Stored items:

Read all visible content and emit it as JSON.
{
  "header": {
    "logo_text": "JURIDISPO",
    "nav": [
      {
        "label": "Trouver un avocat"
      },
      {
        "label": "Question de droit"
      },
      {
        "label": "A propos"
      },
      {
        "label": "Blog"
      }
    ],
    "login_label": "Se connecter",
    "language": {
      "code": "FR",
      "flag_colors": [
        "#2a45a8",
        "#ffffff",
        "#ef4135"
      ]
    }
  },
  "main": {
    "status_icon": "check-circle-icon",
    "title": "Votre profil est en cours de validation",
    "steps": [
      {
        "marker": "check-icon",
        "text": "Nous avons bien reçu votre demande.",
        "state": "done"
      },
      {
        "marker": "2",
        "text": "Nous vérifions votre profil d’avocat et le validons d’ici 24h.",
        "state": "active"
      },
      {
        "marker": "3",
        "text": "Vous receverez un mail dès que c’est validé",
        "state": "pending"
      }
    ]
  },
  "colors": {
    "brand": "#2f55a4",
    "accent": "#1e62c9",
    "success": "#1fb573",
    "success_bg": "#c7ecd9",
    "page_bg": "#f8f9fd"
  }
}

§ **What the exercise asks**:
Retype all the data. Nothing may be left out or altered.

§ **Task output**:
Read all visible content and emit it as JSON.
{
  "header": {
    "logo_text": "JURIDISPO",
    "nav": [
      {
        "label": "Trouver un avocat"
      },
      {
        "label": "Question de droit"
      },
      {
        "label": "A propos"
      },
      {
        "label": "Blog"
      }
    ],
    "login_label": "Se connecter",
    "language": {
      "code": "FR",
      "flag_colors": [
        "#2a45a8",
        "#ffffff",
        "#ef4135"
      ]
    }
  },
  "main": {
    "status_icon": "check-circle-icon",
    "title": "Votre profil est en cours de validation",
    "steps": [
      {
        "marker": "check-icon",
        "text": "Nous avons bien reçu votre demande.",
        "state": "done"
      },
      {
        "marker": "2",
        "text": "Nous vérifions votre profil d’avocat et le validons d’ici 24h.",
        "state": "active"
      },
      {
        "marker": "3",
        "text": "Vous receverez un mail dès que c’est validé",
        "state": "pending"
      }
    ]
  },
  "colors": {
    "brand": "#2f55a4",
    "accent": "#1e62c9",
    "success": "#1fb573",
    "success_bg": "#c7ecd9",
    "page_bg": "#f8f9fd"
  }
}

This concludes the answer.